*Task prompt*:
What lines of the data hold the string "image"? Copy them all.

*Data to use*:
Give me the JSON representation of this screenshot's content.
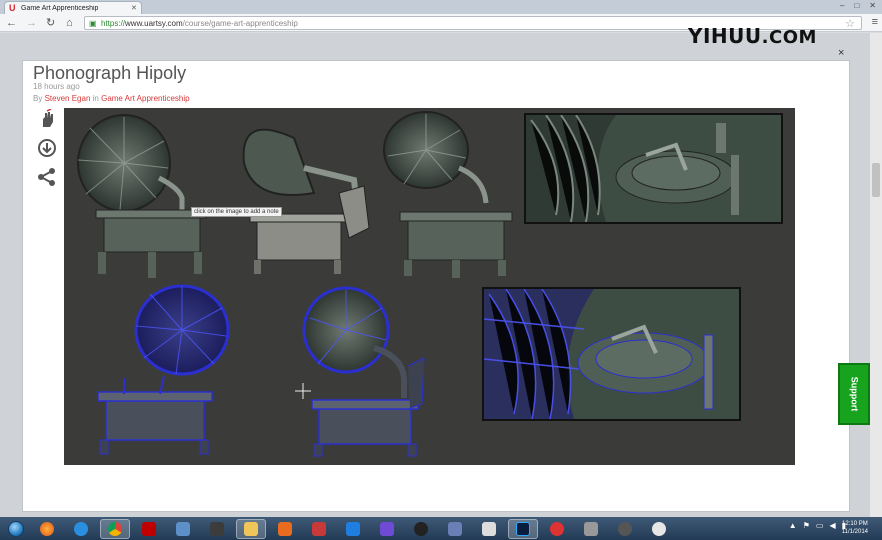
{
  "browser": {
    "tab_title": "Game Art Apprenticeship",
    "url_scheme": "https://",
    "url_host": "www.uartsy.com",
    "url_path": "/course/game-art-apprenticeship"
  },
  "watermark": {
    "brand": "YIHUU",
    "suffix": ".COM"
  },
  "modal": {
    "title": "Phonograph Hipoly",
    "timestamp": "18 hours ago",
    "byline_prefix": "By",
    "author": "Steven Egan",
    "byline_in": "in",
    "course": "Game Art Apprenticeship",
    "close_glyph": "×",
    "note_hint": "click on the image to add a note"
  },
  "support_label": "Support",
  "taskbar": {
    "time": "12:10 PM",
    "date": "11/1/2014"
  },
  "colors": {
    "accent": "#d73a3a",
    "support": "#18a31e",
    "canvas": "#3b3c3a"
  }
}
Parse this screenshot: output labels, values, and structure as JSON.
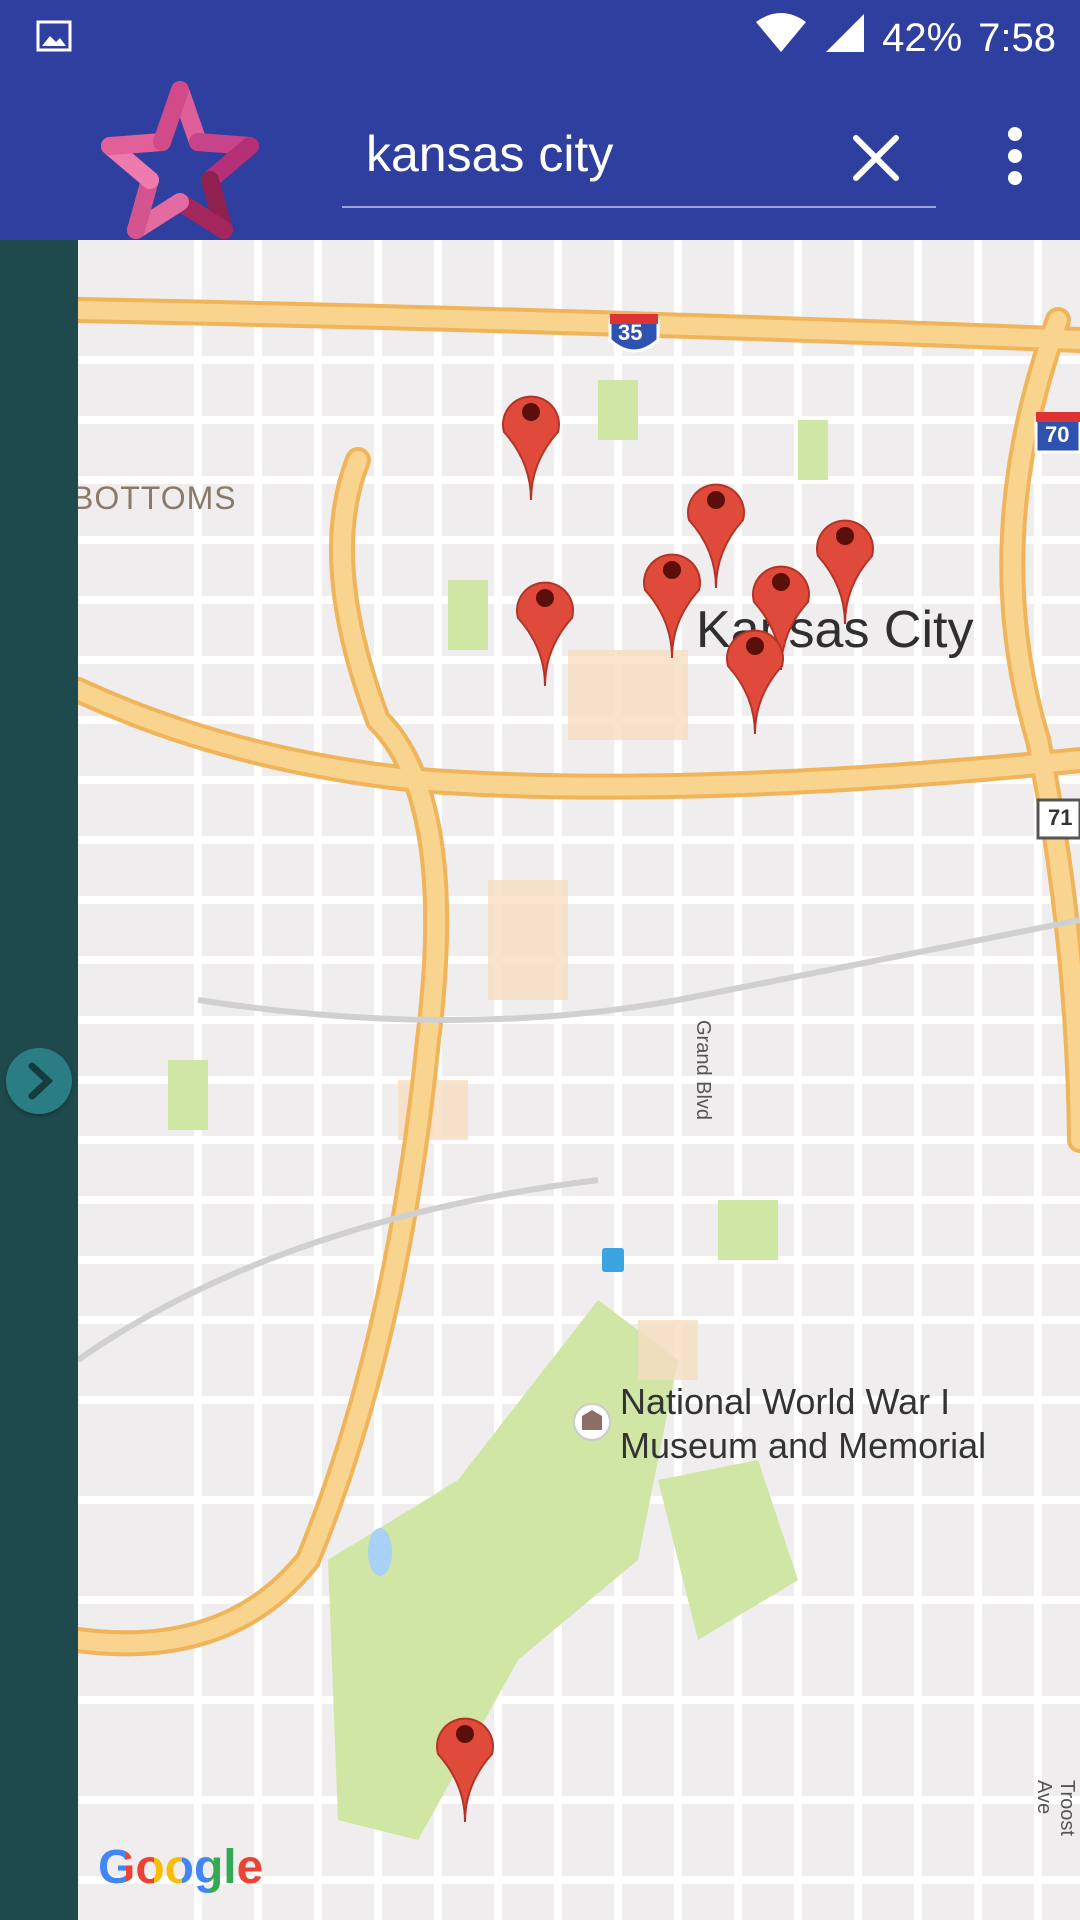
{
  "status_bar": {
    "battery": "42%",
    "time": "7:58",
    "icons": [
      "image-icon",
      "wifi-icon",
      "signal-icon"
    ]
  },
  "toolbar": {
    "search_value": "kansas city",
    "clear_icon": "close-icon",
    "overflow_icon": "more-vert-icon",
    "logo": "star-hands-logo"
  },
  "map": {
    "labels": {
      "city": "Kansas City",
      "district": "BOTTOMS",
      "street1": "Grand Blvd",
      "street2": "Troost Ave",
      "poi_line1": "National World War I",
      "poi_line2": "Museum and Memorial"
    },
    "route_shields": {
      "interstate_35": "35",
      "interstate_70": "70",
      "us_71": "71"
    },
    "pins_count": 9,
    "attribution": "Google"
  },
  "colors": {
    "primary": "#2f3f9f",
    "sidebar": "#1f4a4d",
    "pin": "#e04a3a",
    "highway": "#f7c978",
    "park": "#cfe6a4"
  }
}
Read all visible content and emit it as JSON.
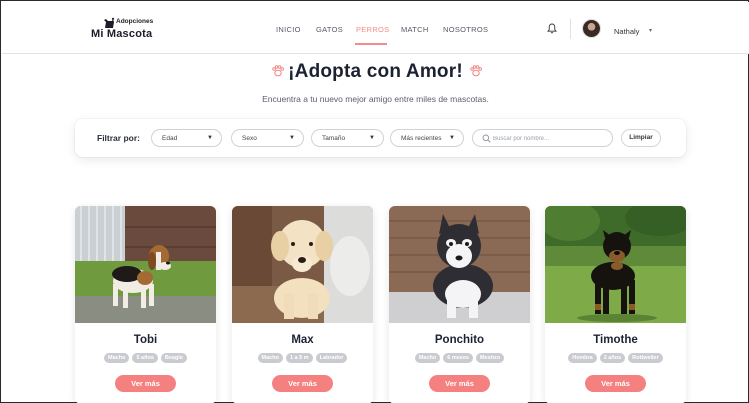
{
  "brand": {
    "line1": "Adopciones",
    "line2": "Mi Mascota",
    "accent": "#f4817f"
  },
  "nav": {
    "items": [
      "INICIO",
      "GATOS",
      "PERROS",
      "MATCH",
      "NOSOTROS"
    ],
    "active": "PERROS"
  },
  "user": {
    "name": "Nathaly",
    "notifications_icon": "bell-icon",
    "menu_icon": "chevron-down-icon"
  },
  "hero": {
    "title": "¡Adopta con Amor!",
    "subtitle": "Encuentra a tu nuevo mejor amigo entre miles de mascotas."
  },
  "filters": {
    "label": "Filtrar por:",
    "age": "Edad",
    "sex": "Sexo",
    "size": "Tamaño",
    "sort": "Más recientes",
    "search_placeholder": "Buscar por nombre...",
    "clear": "Limpiar"
  },
  "pets": [
    {
      "name": "Tobi",
      "sex": "Macho",
      "age": "5 años",
      "breed": "Beagle",
      "button": "Ver más"
    },
    {
      "name": "Max",
      "sex": "Macho",
      "age": "1 a 5 m",
      "breed": "Labrador",
      "button": "Ver más"
    },
    {
      "name": "Ponchito",
      "sex": "Macho",
      "age": "6 meses",
      "breed": "Mestizo",
      "button": "Ver más"
    },
    {
      "name": "Timothe",
      "sex": "Hembra",
      "age": "2 años",
      "breed": "Rottweiler",
      "button": "Ver más"
    }
  ]
}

*Response area*:
    "note_hint": "click on the image to add a note"
      "image-icon",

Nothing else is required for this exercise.